++++ Records shown ++++

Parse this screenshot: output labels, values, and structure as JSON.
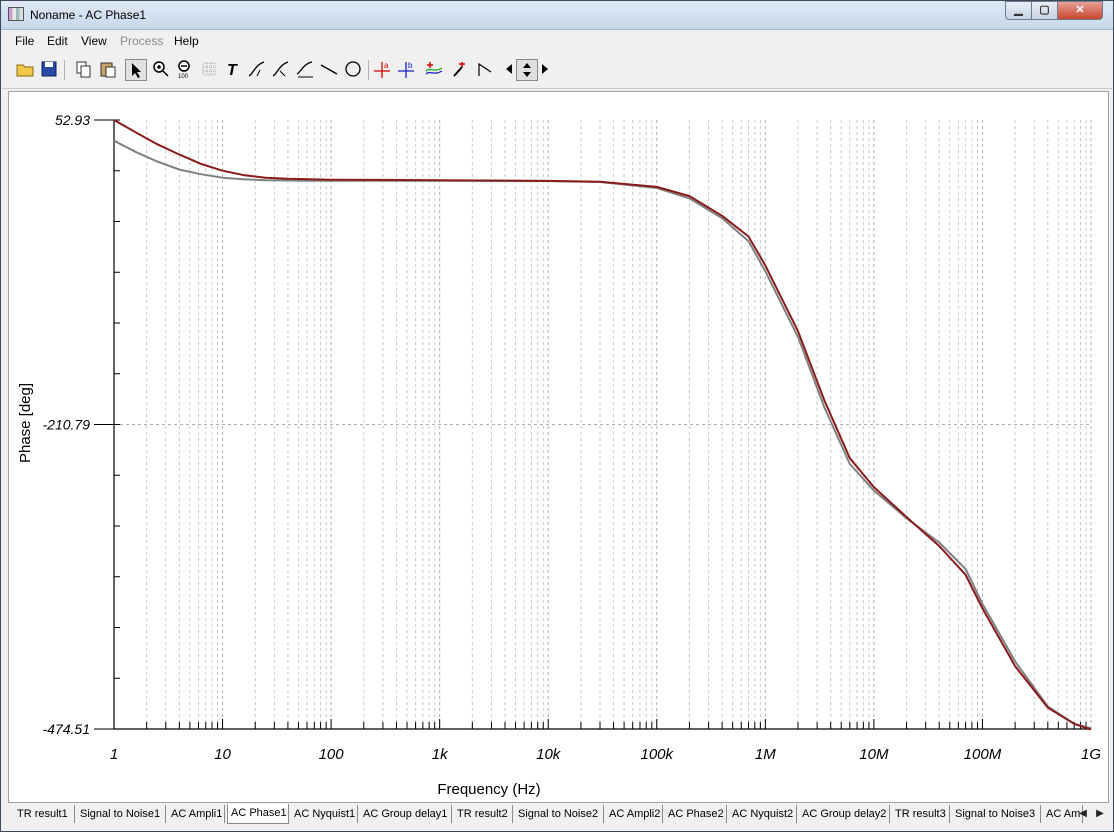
{
  "window": {
    "title": "Noname - AC Phase1",
    "min_glyph": "▁",
    "max_glyph": "▢",
    "close_glyph": "✕"
  },
  "menu": {
    "items": [
      "File",
      "Edit",
      "View",
      "Process",
      "Help"
    ]
  },
  "toolbar": {
    "buttons": [
      "open-icon",
      "save-icon",
      "copy-icon",
      "paste-icon",
      "pointer-icon",
      "zoom-in-icon",
      "zoom-out-icon",
      "zoom-100-icon",
      "grid-icon",
      "text-icon",
      "cursor-a-icon",
      "cursor-b-icon",
      "axis-edit-icon",
      "line-icon",
      "circle-icon",
      "marker-a-icon",
      "marker-b-icon",
      "add-curve-icon",
      "pick-icon",
      "step-icon",
      "nav-left-icon",
      "nav-updown-icon",
      "nav-right-icon"
    ]
  },
  "chart_data": {
    "type": "line",
    "xlabel": "Frequency (Hz)",
    "ylabel": "Phase [deg]",
    "x_scale": "log",
    "xlim": [
      1,
      1000000000
    ],
    "ylim": [
      -474.51,
      52.93
    ],
    "x_tick_labels": [
      "1",
      "10",
      "100",
      "1k",
      "10k",
      "100k",
      "1M",
      "10M",
      "100M",
      "1G"
    ],
    "y_tick_labels": [
      "52.93",
      "-210.79",
      "-474.51"
    ],
    "grid": true,
    "colors": {
      "series1": "#8b1a1a",
      "series2": "#808080"
    },
    "series": [
      {
        "x": [
          1,
          1.6,
          2.5,
          4,
          6.3,
          10,
          16,
          25,
          40,
          63,
          100,
          1000,
          10000,
          30000,
          100000,
          200000,
          400000,
          700000,
          1000000,
          2000000,
          3500000,
          6000000,
          10000000,
          20000000,
          40000000,
          70000000,
          100000000,
          200000000,
          400000000,
          700000000,
          1000000000
        ],
        "values": [
          52.9,
          42,
          32,
          23,
          15,
          9,
          5,
          3,
          2,
          1.6,
          1.2,
          0.8,
          0.2,
          -0.5,
          -5,
          -13,
          -30,
          -48,
          -73,
          -130,
          -190,
          -240,
          -265,
          -291,
          -316,
          -341,
          -370,
          -420,
          -456,
          -470,
          -475
        ]
      },
      {
        "x": [
          1,
          1.6,
          2.5,
          4,
          6.3,
          10,
          16,
          25,
          40,
          63,
          100,
          1000,
          10000,
          30000,
          100000,
          200000,
          400000,
          700000,
          1000000,
          2000000,
          3500000,
          6000000,
          10000000,
          20000000,
          40000000,
          70000000,
          100000000,
          200000000,
          400000000,
          700000000,
          1000000000
        ],
        "values": [
          35,
          25,
          17,
          10,
          6,
          3,
          1.5,
          0.8,
          0.5,
          0.4,
          0.4,
          0.4,
          0,
          -0.8,
          -6,
          -15,
          -32,
          -52,
          -78,
          -135,
          -196,
          -245,
          -268,
          -292,
          -313,
          -336,
          -366,
          -416,
          -455,
          -470,
          -474
        ]
      }
    ]
  },
  "tabs": {
    "items": [
      "TR result1",
      "Signal to Noise1",
      "AC Ampli1",
      "AC Phase1",
      "AC Nyquist1",
      "AC Group delay1",
      "TR result2",
      "Signal to Noise2",
      "AC Ampli2",
      "AC Phase2",
      "AC Nyquist2",
      "AC Group delay2",
      "TR result3",
      "Signal to Noise3",
      "AC Am"
    ],
    "active": 3,
    "left_arrow": "◀",
    "right_arrow": "▶"
  }
}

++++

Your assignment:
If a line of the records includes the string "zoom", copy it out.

Answer to this problem:
      "zoom-in-icon",
      "zoom-out-icon",
      "zoom-100-icon",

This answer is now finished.